Oct. 2, 2019
U.S. Ambassador to Israel David Friedman told the Jerusalem Post in an interview:
Q: You were criticized over the summer for the picture of you taking a sledgehammer and inaugurating the City of David’s Pilgrimage Road.
Friedman: “I am very proud of that move. I am completely comfortable with what happened. It was a once-in-a-century archaeological discovery that deeply connected the modern State of Israel to its historical and biblical roots. Given the extent to which Israel’s enemies have tried to deny those roots, the fact that there is scientific proof to the contrary is extremely important.”
“The United States has a deep interest in Jerusalem and its history….The fact that we had the opportunity to participate in this discovery, and all that it meant in the scientific corroboration of history, meant a lot to America, as well as to Israel.”
“The Palestinians have every right to their wishes, political aspirations, beliefs and their personal narratives. But they don’t have a right to their own facts….To resent the fact that science has corroborated what most of us already knew, I’m not sympathetic to that grievance.”
Q: What can Israel do to maintain support in Congress?
Friedman: “I think there is a fundamental misunderstanding….There is this sense that Israel could somehow, with the flick of a switch, end this so-called ‘occupation of Palestine’ – and the world would be a safer place, and the Palestinians and Israelis would lead better lives. And it’s at odds with the facts and at odds with reality.”
“Israelis kind of look at this perspective, and don’t understand it – and I appreciate why. Because right now, there is no safe way for Israel to separate from the Palestinians. The Palestinians have no control over Hamas, over Islamic Jihad; they continue to pay terrorists; the Palestinian textbooks continue to contain highly inappropriate and inciting language, in some cases. The Palestinians have no record on human rights.”

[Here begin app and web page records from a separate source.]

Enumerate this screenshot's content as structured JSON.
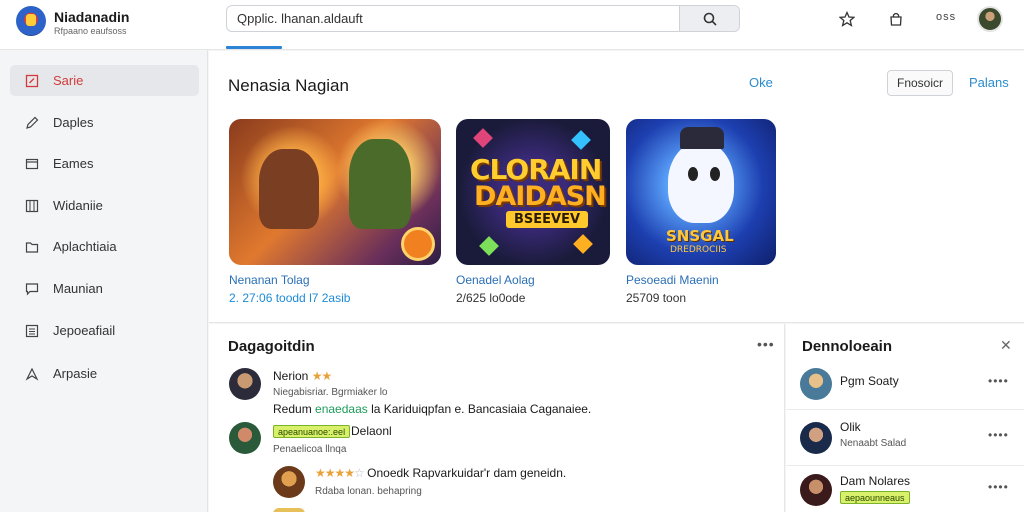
{
  "app": {
    "title": "Niadanadin",
    "subtitle": "Rfpaano eaufsoss"
  },
  "search": {
    "value": "Qpplic. lhanan.aldauft"
  },
  "toolbar": {
    "dots": "oss"
  },
  "sidebar": {
    "items": [
      {
        "label": "Sarie",
        "icon": "square-icon"
      },
      {
        "label": "Daples",
        "icon": "pencil-icon"
      },
      {
        "label": "Eames",
        "icon": "window-icon"
      },
      {
        "label": "Widaniie",
        "icon": "grid-icon"
      },
      {
        "label": "Aplachtiaia",
        "icon": "folder-icon"
      },
      {
        "label": "Maunian",
        "icon": "chat-icon"
      },
      {
        "label": "Jepoeafiail",
        "icon": "list-icon"
      },
      {
        "label": "Arpasie",
        "icon": "compass-icon"
      }
    ]
  },
  "featured": {
    "title": "Nenasia Nagian",
    "ok_label": "Oke",
    "button_label": "Fnosoicr",
    "link_label": "Palans",
    "games": [
      {
        "name": "Nenanan Tolag",
        "meta": "2. 27:06 toodd l7 2asib",
        "name_color": "#2a6fb6",
        "meta_color": "#1e8bd6"
      },
      {
        "name": "Oenadel Aolag",
        "meta": "2/625 lo0ode",
        "name_color": "#2a6fb6",
        "meta_color": "#333333",
        "art_lines": [
          "CLORAIN",
          "DAIDASN",
          "BSEEVEV"
        ]
      },
      {
        "name": "Pesoeadi Maenin",
        "meta": "25709 toon",
        "name_color": "#2a6fb6",
        "meta_color": "#333333",
        "art_lines": [
          "SNSGAL",
          "DREDROCIIS"
        ]
      }
    ]
  },
  "recent": {
    "title": "Dagagoitdin",
    "more": "•••",
    "reviews": [
      {
        "name": "Nerion",
        "stars": "★★",
        "sub": "Niegabisriar. Bgrmiaker lo",
        "body_prefix": "Redum",
        "body_highlight": "enaedaas",
        "body_rest": "la  Kariduiqpfan e. Bancasiaia Caganaiee."
      },
      {
        "badge": "apeanuanoe:.eel",
        "name": "Delaonl",
        "sub": "Penaelicoa llnqa"
      },
      {
        "stars": "★★★★",
        "star_tail": "☆",
        "body": "Onoedk  Rapvarkuidar'r dam geneidn.",
        "sub": "Rdaba lonan. behapring"
      }
    ]
  },
  "panel": {
    "title": "Dennoloeain",
    "close": "✕",
    "rows": [
      {
        "name": "Pgm Soaty",
        "sub": "",
        "dots": "••••"
      },
      {
        "name": "Olik",
        "sub": "Nenaabt Salad",
        "dots": "••••"
      },
      {
        "name": "Dam Nolares",
        "sub": "",
        "badge": "aepaounneaus",
        "dots": "••••"
      }
    ]
  },
  "colors": {
    "accent": "#2b83d6",
    "active": "#d23b3b",
    "star": "#e9a23b",
    "link": "#2b8ccd"
  }
}
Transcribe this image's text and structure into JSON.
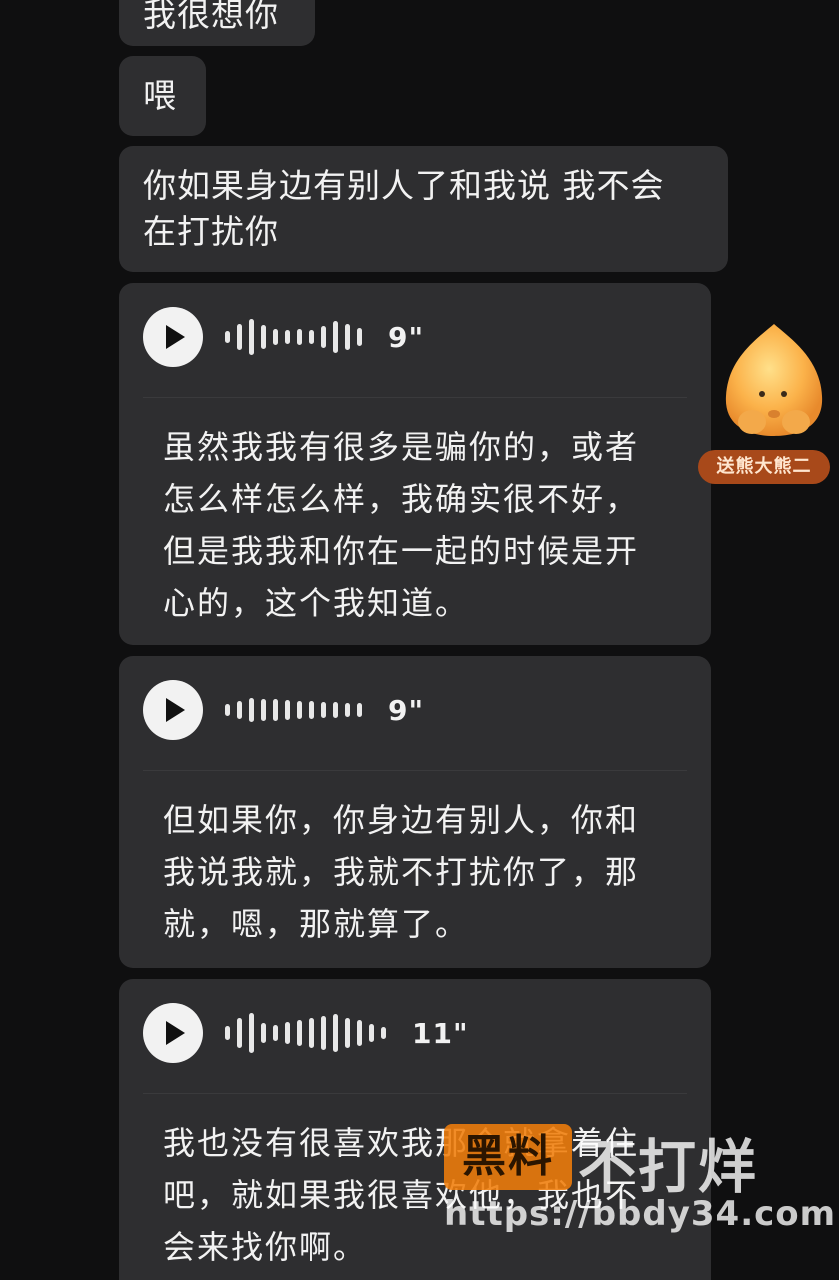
{
  "messages": {
    "m1": {
      "text": "我很想你"
    },
    "m2": {
      "text": "喂"
    },
    "m3": {
      "lines": [
        "你如果身边有别人了和我说  我不会",
        "在打扰你"
      ]
    }
  },
  "voice": [
    {
      "duration": "9\"",
      "transcript": [
        "虽然我我有很多是骗你的，或者",
        "怎么样怎么样，我确实很不好，",
        "但是我我和你在一起的时候是开",
        "心的，这个我知道。"
      ]
    },
    {
      "duration": "9\"",
      "transcript": [
        "但如果你，你身边有别人，你和",
        "我说我就，我就不打扰你了，那",
        "就，嗯，那就算了。"
      ]
    },
    {
      "duration": "11\"",
      "transcript": [
        "我也没有很喜欢我那个就拿着住",
        "吧，就如果我很喜欢他，我也不",
        "会来找你啊。"
      ]
    }
  ],
  "sticker": {
    "icon": "peach-bear-icon",
    "label": "送熊大熊二"
  },
  "watermark": {
    "logo": "黑料",
    "title": "不打烊",
    "url": "https://bbdy34.com"
  },
  "colors": {
    "background": "#0f0f10",
    "bubble": "#2e2e30",
    "badge": "#a8491a",
    "watermark_orange": "#f07d0a"
  }
}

“These are real problems; they are not things that just get fixed because somebody flicks a switch and says, ‘Ok, we’re going to move out [of the territories].'”